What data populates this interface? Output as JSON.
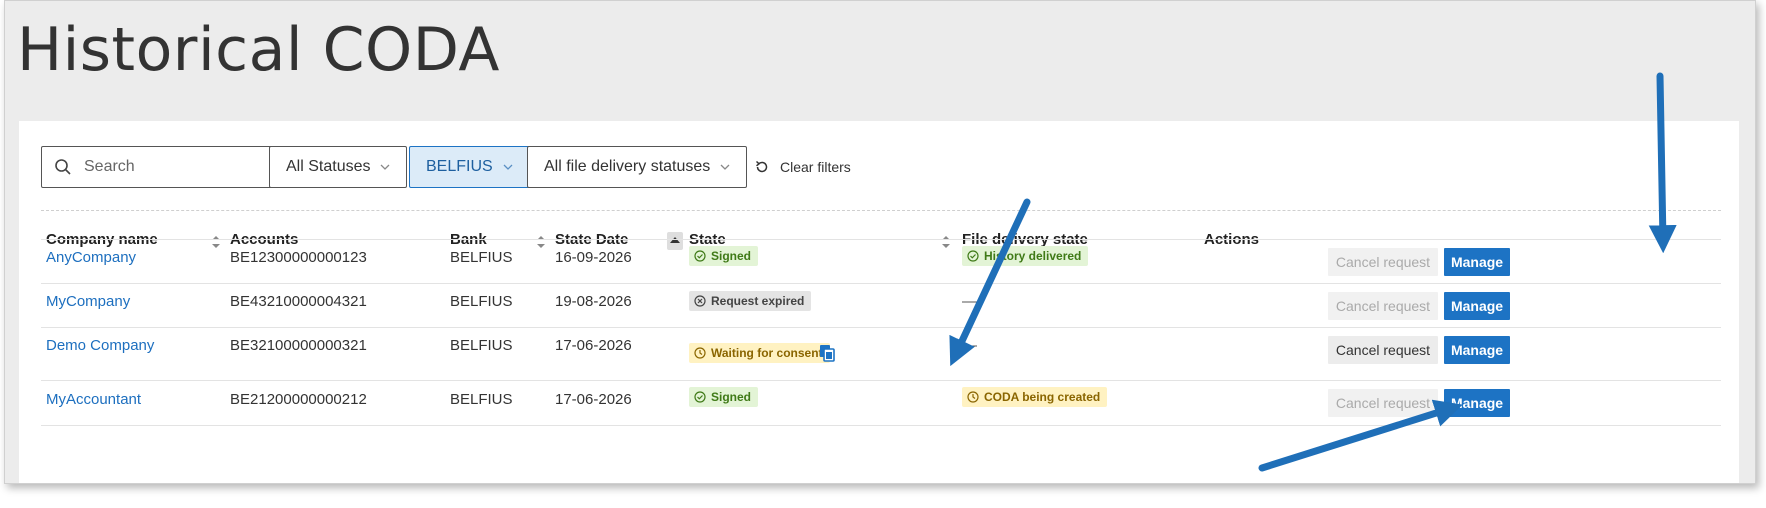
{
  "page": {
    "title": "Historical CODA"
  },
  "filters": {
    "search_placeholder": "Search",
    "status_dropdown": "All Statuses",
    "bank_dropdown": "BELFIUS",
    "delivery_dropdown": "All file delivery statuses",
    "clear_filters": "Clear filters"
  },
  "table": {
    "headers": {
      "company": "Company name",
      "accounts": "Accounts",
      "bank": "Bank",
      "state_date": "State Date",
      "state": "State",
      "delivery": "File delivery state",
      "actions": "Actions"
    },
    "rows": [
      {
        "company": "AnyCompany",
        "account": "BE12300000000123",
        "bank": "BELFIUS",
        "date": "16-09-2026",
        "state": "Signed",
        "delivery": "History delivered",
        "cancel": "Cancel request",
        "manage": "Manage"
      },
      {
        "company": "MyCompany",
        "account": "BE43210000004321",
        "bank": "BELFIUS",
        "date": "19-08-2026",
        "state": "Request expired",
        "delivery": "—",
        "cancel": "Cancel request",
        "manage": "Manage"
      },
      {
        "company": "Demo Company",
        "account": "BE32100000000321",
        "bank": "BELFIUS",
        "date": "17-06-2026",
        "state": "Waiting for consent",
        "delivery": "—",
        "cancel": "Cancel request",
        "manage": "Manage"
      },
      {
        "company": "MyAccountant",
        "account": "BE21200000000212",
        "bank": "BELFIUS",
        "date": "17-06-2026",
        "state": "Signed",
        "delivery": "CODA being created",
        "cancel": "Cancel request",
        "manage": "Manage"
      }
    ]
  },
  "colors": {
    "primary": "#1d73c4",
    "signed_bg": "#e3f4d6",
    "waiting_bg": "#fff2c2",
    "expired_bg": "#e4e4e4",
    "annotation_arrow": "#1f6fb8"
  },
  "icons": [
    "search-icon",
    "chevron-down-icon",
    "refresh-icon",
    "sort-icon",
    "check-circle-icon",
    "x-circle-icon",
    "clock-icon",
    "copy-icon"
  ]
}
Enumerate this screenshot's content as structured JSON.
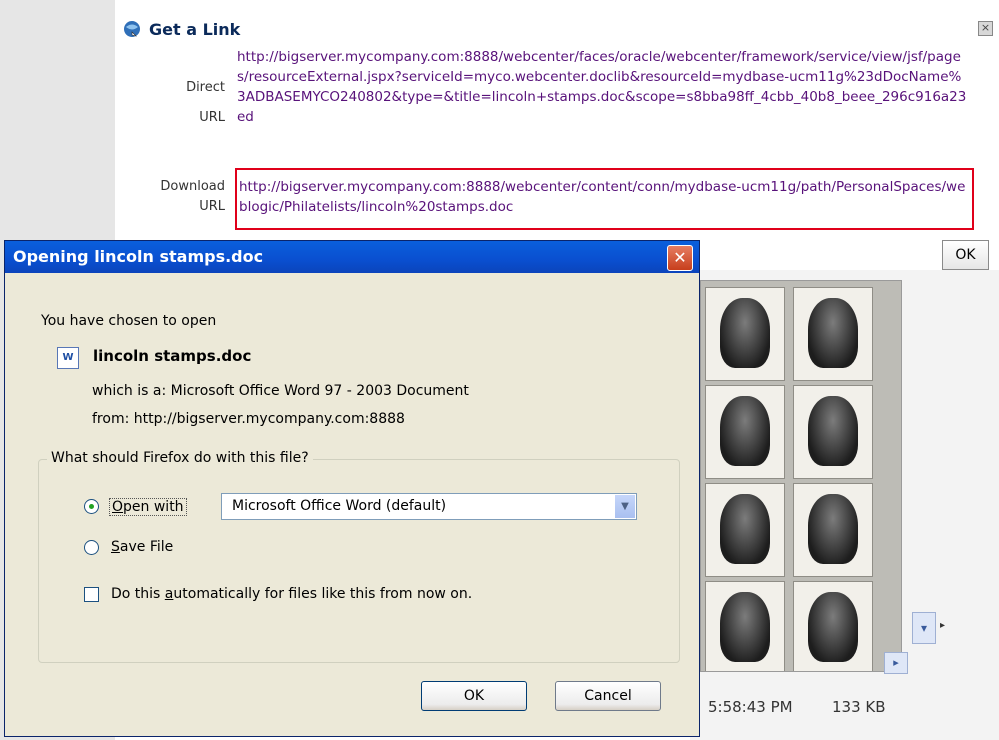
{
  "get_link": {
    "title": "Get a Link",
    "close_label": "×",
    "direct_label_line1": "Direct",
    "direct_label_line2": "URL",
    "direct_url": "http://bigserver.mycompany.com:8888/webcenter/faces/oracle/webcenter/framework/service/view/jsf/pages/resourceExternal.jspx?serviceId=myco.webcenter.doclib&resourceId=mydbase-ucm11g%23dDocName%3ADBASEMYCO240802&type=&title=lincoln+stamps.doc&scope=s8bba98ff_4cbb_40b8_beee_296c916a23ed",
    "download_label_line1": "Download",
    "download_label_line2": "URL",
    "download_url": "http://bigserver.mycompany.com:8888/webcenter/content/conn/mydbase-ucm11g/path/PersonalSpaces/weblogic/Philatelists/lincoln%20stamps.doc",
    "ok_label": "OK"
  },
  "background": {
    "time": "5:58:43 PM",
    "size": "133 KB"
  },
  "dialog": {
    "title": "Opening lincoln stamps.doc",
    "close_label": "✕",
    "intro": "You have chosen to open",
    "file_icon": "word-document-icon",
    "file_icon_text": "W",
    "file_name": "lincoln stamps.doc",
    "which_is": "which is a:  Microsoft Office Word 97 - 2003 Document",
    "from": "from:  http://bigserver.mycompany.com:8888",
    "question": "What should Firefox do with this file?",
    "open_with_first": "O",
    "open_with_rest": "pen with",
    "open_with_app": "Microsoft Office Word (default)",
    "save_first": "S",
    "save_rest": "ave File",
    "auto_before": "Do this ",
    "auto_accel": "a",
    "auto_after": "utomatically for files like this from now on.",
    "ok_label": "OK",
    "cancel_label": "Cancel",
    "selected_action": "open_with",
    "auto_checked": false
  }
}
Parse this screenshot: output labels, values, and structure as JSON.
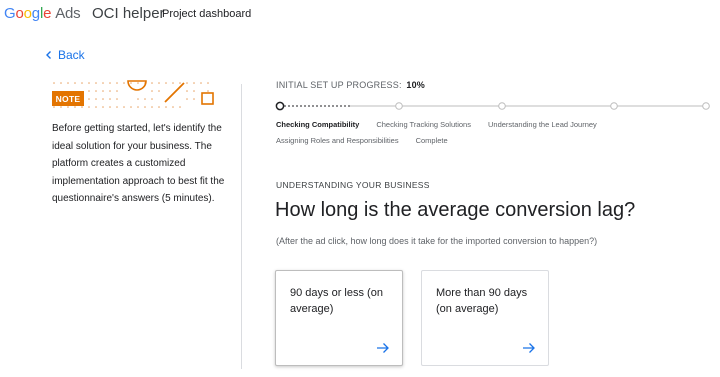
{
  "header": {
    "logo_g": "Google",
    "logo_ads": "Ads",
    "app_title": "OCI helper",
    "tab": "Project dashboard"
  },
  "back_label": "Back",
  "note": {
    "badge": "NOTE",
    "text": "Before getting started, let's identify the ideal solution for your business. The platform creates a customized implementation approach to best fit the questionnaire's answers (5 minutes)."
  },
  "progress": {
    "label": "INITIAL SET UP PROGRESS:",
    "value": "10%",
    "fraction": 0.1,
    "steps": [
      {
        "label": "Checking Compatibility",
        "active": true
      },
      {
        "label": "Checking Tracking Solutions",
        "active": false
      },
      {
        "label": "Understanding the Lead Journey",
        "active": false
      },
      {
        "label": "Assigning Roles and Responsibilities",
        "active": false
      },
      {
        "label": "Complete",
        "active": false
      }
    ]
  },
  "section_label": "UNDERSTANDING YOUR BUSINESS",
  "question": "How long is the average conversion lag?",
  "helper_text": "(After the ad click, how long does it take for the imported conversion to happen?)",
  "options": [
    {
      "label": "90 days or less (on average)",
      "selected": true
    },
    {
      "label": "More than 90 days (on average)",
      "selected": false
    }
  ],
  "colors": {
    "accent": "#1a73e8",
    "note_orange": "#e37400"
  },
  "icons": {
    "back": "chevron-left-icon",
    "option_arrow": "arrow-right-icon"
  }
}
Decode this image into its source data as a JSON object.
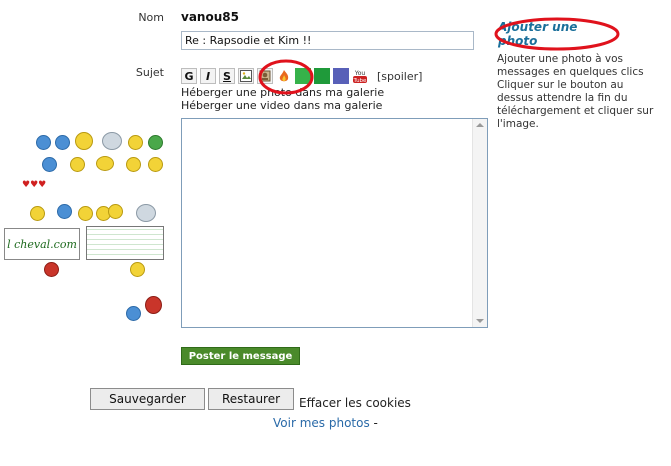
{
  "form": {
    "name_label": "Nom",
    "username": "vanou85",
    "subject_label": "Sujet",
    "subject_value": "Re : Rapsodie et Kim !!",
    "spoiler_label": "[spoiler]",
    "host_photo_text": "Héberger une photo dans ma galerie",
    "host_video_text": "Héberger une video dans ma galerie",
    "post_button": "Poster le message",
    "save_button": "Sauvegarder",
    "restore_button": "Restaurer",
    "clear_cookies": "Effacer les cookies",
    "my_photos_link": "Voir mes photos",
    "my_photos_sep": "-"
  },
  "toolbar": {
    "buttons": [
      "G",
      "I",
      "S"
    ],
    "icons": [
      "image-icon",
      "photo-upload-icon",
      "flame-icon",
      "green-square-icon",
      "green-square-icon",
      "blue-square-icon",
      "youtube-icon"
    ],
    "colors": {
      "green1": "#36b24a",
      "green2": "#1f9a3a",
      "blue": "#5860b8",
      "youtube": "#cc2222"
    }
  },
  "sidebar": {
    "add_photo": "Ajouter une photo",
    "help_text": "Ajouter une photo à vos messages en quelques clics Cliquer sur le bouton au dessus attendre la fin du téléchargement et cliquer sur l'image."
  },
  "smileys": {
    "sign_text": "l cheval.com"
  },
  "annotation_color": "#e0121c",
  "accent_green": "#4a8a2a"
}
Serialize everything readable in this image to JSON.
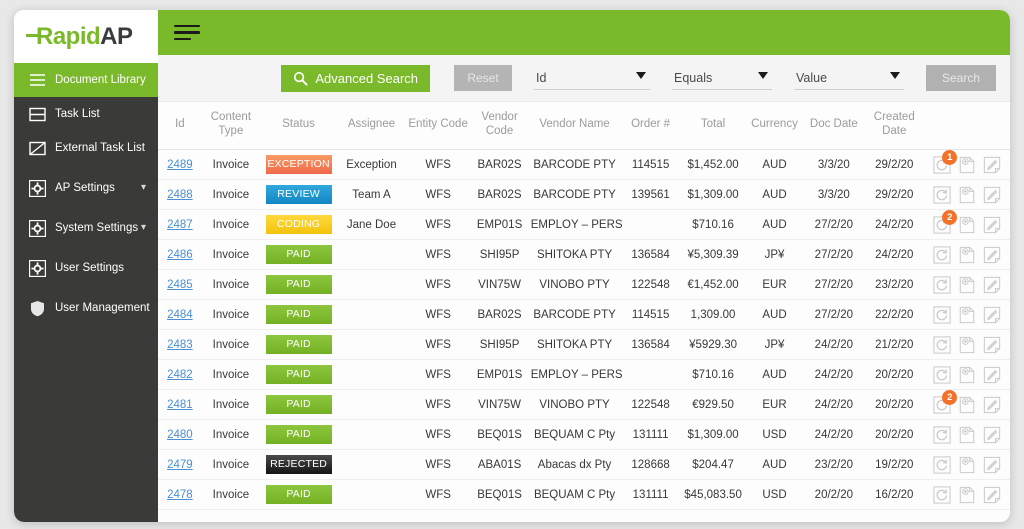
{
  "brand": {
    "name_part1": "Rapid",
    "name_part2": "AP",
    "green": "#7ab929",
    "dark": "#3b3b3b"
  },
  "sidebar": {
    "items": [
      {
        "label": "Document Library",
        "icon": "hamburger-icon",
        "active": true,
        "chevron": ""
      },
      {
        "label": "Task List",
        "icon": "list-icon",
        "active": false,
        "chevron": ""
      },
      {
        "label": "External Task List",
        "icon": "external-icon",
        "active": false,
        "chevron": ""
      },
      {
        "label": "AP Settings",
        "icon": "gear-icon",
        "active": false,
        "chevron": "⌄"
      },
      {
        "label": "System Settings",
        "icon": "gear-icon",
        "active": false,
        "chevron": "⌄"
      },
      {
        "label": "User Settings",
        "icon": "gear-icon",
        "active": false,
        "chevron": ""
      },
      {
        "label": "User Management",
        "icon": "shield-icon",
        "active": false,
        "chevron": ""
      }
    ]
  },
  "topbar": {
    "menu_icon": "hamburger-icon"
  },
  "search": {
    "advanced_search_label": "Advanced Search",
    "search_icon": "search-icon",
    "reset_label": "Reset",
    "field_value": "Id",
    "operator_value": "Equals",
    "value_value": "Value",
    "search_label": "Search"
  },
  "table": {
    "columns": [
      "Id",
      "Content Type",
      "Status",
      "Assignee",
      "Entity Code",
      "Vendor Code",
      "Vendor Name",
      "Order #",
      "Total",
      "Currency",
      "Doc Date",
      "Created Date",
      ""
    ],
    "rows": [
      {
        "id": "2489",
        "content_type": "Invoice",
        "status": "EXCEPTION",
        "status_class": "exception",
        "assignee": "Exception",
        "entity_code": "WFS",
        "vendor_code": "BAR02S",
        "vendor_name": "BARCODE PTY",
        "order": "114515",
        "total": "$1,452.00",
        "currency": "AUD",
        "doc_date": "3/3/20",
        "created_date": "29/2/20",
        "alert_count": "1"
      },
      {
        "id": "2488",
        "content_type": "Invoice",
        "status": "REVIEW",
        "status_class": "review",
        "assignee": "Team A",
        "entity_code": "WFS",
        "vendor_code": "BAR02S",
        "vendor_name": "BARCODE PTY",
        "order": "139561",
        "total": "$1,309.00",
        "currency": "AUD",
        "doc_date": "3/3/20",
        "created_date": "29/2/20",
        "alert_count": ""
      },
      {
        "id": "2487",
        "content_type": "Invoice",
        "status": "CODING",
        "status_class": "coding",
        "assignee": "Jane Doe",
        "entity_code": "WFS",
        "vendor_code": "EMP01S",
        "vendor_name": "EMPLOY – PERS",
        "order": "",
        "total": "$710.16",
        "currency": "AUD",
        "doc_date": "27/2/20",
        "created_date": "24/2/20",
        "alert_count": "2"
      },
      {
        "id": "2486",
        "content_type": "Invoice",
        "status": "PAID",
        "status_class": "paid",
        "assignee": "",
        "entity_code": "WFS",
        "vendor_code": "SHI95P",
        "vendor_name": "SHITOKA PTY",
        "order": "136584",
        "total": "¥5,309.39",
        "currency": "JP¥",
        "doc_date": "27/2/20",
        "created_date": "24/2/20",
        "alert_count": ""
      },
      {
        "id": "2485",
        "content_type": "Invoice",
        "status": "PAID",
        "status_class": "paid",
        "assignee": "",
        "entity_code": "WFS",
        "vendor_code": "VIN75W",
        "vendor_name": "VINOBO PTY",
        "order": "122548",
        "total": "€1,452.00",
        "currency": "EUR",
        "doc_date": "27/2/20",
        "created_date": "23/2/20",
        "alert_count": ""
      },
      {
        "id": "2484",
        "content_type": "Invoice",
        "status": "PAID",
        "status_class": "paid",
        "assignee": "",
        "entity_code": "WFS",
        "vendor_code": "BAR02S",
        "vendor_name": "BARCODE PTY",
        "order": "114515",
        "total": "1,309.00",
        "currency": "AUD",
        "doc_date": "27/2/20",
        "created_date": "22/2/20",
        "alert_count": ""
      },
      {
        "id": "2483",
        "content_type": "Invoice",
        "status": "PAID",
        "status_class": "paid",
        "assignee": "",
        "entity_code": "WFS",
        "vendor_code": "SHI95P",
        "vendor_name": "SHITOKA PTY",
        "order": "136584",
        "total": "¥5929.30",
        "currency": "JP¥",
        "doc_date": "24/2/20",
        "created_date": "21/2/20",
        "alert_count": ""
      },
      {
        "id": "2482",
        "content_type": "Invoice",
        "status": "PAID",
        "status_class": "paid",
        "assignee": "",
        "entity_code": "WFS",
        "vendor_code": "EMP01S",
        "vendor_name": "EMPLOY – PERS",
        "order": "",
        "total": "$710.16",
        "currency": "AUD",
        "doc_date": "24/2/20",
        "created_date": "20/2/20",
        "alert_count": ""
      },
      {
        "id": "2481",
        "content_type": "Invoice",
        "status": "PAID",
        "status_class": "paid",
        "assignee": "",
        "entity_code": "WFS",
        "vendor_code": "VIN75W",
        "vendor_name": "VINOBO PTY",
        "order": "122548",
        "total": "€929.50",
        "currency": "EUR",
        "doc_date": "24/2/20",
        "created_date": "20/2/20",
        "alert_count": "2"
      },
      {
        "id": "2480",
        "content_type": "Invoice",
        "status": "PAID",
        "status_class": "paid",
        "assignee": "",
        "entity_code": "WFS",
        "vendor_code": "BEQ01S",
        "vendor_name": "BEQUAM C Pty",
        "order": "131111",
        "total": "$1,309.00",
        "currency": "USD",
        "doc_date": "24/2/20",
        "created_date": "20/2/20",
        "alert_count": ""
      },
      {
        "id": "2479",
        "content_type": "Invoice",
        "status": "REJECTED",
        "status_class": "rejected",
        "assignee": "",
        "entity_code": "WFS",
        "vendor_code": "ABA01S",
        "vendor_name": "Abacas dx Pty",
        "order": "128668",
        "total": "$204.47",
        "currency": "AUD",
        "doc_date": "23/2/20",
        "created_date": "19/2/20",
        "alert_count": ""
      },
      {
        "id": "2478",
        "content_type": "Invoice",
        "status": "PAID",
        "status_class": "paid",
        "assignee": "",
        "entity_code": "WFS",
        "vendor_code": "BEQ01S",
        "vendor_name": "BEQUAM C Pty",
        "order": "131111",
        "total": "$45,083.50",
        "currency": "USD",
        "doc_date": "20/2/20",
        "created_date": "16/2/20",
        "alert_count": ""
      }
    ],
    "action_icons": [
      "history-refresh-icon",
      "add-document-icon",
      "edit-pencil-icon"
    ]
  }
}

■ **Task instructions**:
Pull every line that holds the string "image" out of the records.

■ **Output for this exercise**:
Decode this image into its source data as a JSON object.
      "image-icon",
    "help_text": "Ajouter une photo à vos messages en quelques clics Cliquer sur le bouton au dessus attendre la fin du téléchargement et cliquer sur l'image."
Serialize everything readable in this image to JSON.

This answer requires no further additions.